Introduction

This week’s blog explores a modern and increasingly relevant question in the realm of personal injury law: If you are involved in a car wreck with an automobile that is being driven remotely or equipped with driver assist technology, who is responsible for your damages? This topic, emerging from the intersection of technology and law, presents unique challenges and considerations. This blog addresses the various aspects of liability, exploring how responsibility may be allocated among different parties such as the vehicle’s owner, operator, product developer, employer, and others in the remote driving context.

Liability in the Age of Advanced Automotive Technology

  1. The Vehicle Owner’s Responsibility:
    • Traditionally, vehicle owners can be held liable for accidents caused by their cars. However, in the context of remotely operated or driver-assist vehicles, this concept has begun to evolve. The owner’s liability may hinge on factors like the vehicle’s maintenance and the permissions granted by the owner to remote operators.
  2. Operator or User Liability:
    • For remotely operated vehicles, the “operator” may not be physically present in the car. The operator’s liability could depend on the degree of control they had over the vehicle at the time of the accident and the operational decisions made remotely.
    • In the case of driver-assist vehicles, the critical factors to consider are the extent to which the driver relied on these technologies and their awareness and response to the driving environment.
  3. Product Developer and Manufacturer Responsibility:
    • If a defect in the driver-assist system or remote operation technology contributed to the accident, the product developer or manufacturer may be held liable under product liability laws.
    • This could involve complex assessments of software algorithms, sensor reliability, and the integration of safety features.
  4. Employer Liability:
    • If the vehicle is operated or owned by a business entity or is being used for work-related purposes, the employer could be liable under the doctrine of “respondeat superior,” or vicarious liability.
    • This aspect of liability has become more intricate with remotely operated vehicles, as the definition of “workplace” continues to expand beyond traditional boundaries.
  5. Other Potential Parties:
    • In some scenarios, liability may extend to third-party service providers involved in the vehicle’s operation, like software maintenance firms or remote operation service centers.
    • Government entities may also bear some responsibility, particularly if road design or traffic management systems fail to accommodate these advanced vehicles.

Navigating the Complex Web of Liability

Determining liability in accidents involving advanced automotive technology is seldom straightforward. It often requires a nuanced understanding of both the technical aspects of these vehicles and the intricate web of legal principles governing personal injury and product liability.

What Gary Says About Speaking to Your Insurer After an Accident:

Accidents involving remotely operated or driver-assist vehicles represent a new frontier in personal injury law, one that demands a sophisticated approach blending legal expertise with an understanding of emerging technologies.
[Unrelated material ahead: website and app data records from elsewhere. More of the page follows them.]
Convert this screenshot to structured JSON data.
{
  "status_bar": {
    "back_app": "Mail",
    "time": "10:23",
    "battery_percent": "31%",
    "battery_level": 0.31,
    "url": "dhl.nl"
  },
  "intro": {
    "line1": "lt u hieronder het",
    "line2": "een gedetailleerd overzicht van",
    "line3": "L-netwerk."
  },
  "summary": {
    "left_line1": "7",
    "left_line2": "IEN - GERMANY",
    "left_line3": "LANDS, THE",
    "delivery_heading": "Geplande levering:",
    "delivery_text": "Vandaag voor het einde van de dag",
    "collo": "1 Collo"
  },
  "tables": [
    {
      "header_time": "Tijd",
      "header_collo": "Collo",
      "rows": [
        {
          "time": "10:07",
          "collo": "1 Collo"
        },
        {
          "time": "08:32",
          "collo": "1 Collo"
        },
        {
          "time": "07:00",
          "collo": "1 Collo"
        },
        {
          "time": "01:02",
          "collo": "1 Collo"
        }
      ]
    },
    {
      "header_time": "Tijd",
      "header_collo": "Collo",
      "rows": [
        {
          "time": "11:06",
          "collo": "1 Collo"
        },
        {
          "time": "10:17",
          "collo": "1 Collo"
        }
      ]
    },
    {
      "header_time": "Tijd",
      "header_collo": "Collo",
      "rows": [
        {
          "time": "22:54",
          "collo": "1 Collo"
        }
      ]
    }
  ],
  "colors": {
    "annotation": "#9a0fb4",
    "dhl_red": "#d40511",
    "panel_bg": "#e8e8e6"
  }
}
If you find yourself in such a situation, or if you have any questions related to your options following an injury, the Law Office of Gary Bruce stands ready to offer guidance and support. Our team is equipped to navigate these complex scenarios, ensuring that your rights are protected and you receive the knowledgeable representation you deserve. Contact us for more information or to discuss the specifics of your case. Remember, in this rapidly evolving landscape, having an experienced legal partner can make all the difference.

To gain further insight into these new technologies, I encourage you to review discussions by Gary Bruce on the show “Legal Break.” For personalized advice on how cases are handled in Columbus, GA, and Phenix City, AL, reach out to the Law Offices of Gary Bruce. Our expertise in managing the intricacies of personal injury claims in our communities ensures you have the information and representation needed to pursue your case’s full value and compensation. If you have any questions about the timeline of your case or need representation, don’t hesitate to contact us.

For a free consultation to discuss your options with your case in the Columbus, Georgia, Phenix City, Alabama, and Ft. Moore, Georgia area, contact us at the Law Offices of Gary Bruce, (706) 576-4279 and we will help you fight for what you deserve. This link will take you to the video: http://www.garybrucelaw.com/video/wtvm-legal-break-remote-driver-responsibility/